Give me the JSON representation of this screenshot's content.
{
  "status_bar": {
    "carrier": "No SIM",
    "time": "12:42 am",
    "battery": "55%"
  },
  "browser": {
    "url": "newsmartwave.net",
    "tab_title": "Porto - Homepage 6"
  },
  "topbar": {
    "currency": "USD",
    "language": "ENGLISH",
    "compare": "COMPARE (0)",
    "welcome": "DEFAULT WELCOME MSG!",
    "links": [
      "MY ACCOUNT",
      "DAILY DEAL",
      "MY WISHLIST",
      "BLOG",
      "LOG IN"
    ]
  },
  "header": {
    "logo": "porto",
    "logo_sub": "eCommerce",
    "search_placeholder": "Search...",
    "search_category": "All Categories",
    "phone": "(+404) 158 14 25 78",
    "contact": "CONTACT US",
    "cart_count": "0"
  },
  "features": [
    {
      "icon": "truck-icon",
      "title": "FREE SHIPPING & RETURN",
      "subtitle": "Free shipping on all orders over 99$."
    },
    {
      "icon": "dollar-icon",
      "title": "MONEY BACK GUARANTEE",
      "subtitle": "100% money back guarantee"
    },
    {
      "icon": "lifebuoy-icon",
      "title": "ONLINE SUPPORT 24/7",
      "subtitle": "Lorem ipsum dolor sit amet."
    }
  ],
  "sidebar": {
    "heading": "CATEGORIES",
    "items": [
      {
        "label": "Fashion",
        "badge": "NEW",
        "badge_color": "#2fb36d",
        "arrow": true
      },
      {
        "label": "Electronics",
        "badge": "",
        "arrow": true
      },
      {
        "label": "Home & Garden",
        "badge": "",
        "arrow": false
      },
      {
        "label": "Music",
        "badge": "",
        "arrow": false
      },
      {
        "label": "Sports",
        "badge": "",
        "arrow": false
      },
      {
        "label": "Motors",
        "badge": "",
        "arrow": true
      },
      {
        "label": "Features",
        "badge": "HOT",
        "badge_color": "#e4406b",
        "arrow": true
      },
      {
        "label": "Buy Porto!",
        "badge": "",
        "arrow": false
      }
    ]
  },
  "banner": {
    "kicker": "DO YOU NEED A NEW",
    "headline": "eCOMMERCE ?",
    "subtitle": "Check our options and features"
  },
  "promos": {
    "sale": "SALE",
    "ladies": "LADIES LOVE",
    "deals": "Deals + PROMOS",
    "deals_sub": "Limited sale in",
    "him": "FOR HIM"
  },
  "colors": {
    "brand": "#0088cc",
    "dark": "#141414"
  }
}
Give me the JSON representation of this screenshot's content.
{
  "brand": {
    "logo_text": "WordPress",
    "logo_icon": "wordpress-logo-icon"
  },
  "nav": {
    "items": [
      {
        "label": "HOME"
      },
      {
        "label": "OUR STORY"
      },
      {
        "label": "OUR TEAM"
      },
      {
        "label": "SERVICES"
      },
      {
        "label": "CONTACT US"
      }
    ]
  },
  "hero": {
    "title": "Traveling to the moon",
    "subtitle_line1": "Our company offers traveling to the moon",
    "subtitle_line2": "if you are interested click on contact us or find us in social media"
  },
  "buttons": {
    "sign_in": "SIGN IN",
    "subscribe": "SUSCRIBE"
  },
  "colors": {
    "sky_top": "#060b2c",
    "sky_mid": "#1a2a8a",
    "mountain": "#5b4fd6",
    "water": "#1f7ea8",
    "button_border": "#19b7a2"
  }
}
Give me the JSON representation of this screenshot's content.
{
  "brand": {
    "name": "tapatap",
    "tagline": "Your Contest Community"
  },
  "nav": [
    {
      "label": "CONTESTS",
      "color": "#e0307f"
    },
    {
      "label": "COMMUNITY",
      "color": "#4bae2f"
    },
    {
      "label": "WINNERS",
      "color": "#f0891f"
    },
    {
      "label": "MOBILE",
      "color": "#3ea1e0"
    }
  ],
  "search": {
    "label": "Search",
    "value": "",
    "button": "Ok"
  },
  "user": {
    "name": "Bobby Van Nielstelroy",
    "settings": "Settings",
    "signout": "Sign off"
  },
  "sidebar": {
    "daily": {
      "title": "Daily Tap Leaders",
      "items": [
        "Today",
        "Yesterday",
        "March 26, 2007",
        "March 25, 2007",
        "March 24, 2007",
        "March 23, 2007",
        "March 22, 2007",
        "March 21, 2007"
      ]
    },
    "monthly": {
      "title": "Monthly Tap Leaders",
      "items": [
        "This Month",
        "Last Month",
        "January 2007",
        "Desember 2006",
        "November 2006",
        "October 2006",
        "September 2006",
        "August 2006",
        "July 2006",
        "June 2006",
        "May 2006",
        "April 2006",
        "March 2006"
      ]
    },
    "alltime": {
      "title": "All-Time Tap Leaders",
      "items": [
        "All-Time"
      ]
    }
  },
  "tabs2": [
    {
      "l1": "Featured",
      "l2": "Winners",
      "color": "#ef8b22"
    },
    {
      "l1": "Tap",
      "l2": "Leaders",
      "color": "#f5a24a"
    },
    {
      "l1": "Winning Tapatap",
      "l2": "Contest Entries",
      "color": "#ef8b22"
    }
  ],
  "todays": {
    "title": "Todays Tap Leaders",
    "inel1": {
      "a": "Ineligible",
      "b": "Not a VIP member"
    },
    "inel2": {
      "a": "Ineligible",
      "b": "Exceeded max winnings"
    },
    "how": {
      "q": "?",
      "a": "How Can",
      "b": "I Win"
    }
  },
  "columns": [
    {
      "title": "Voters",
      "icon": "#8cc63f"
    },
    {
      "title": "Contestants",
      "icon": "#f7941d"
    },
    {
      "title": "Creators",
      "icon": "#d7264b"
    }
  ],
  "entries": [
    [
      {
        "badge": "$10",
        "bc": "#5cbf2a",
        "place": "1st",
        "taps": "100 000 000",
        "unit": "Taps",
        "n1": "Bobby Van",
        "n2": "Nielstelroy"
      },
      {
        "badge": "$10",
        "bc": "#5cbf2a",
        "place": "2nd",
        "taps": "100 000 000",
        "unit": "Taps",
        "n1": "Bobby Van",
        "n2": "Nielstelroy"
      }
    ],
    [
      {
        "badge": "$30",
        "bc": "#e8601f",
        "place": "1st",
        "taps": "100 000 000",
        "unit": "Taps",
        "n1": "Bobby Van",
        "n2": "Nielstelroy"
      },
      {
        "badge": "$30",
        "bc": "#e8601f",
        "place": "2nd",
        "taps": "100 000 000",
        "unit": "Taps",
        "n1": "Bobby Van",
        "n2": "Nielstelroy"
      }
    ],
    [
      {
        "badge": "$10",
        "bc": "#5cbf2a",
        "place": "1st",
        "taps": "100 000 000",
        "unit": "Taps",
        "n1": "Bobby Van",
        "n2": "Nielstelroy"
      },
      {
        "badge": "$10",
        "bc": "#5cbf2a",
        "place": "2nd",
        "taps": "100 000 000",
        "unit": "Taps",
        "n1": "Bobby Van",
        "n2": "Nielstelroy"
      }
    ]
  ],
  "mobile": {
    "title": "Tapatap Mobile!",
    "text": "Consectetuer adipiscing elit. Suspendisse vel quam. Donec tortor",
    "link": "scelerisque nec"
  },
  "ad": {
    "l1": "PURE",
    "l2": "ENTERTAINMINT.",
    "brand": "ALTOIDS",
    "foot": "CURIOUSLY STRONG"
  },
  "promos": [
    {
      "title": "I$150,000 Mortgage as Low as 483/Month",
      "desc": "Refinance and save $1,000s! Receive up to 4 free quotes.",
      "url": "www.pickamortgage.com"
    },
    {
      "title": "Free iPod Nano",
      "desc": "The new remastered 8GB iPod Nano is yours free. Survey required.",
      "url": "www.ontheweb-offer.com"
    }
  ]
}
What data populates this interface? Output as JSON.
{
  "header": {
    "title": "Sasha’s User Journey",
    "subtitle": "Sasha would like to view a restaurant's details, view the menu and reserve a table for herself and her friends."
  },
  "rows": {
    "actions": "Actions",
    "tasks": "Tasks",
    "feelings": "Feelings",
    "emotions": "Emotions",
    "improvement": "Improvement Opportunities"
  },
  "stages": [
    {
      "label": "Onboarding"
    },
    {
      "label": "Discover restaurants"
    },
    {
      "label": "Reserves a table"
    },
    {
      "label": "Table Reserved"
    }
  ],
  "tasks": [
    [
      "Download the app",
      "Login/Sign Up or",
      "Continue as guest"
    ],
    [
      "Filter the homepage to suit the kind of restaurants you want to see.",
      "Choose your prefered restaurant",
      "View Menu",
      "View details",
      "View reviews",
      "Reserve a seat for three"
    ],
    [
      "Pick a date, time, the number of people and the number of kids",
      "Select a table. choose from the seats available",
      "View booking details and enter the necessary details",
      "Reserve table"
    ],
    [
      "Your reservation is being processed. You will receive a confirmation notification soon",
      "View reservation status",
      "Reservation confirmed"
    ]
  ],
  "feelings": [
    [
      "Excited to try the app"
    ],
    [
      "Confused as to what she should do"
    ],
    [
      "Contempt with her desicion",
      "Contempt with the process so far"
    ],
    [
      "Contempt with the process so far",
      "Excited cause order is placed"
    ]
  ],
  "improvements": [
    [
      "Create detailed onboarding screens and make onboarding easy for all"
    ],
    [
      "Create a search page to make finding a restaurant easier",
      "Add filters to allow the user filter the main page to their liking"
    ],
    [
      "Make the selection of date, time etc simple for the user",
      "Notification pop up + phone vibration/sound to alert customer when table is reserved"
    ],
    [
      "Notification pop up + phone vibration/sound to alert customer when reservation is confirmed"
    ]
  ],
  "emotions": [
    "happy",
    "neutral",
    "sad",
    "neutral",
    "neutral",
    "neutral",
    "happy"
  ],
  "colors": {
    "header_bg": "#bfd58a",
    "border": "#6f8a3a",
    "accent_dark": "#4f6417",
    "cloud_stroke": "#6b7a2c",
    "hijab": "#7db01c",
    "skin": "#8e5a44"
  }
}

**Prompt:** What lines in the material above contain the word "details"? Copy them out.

**Exercise solution:**
    "subtitle": "Sasha would like to view a restaurant's details, view the menu and reserve a table for herself and her friends."
      "View details",
      "View booking details and enter the necessary details",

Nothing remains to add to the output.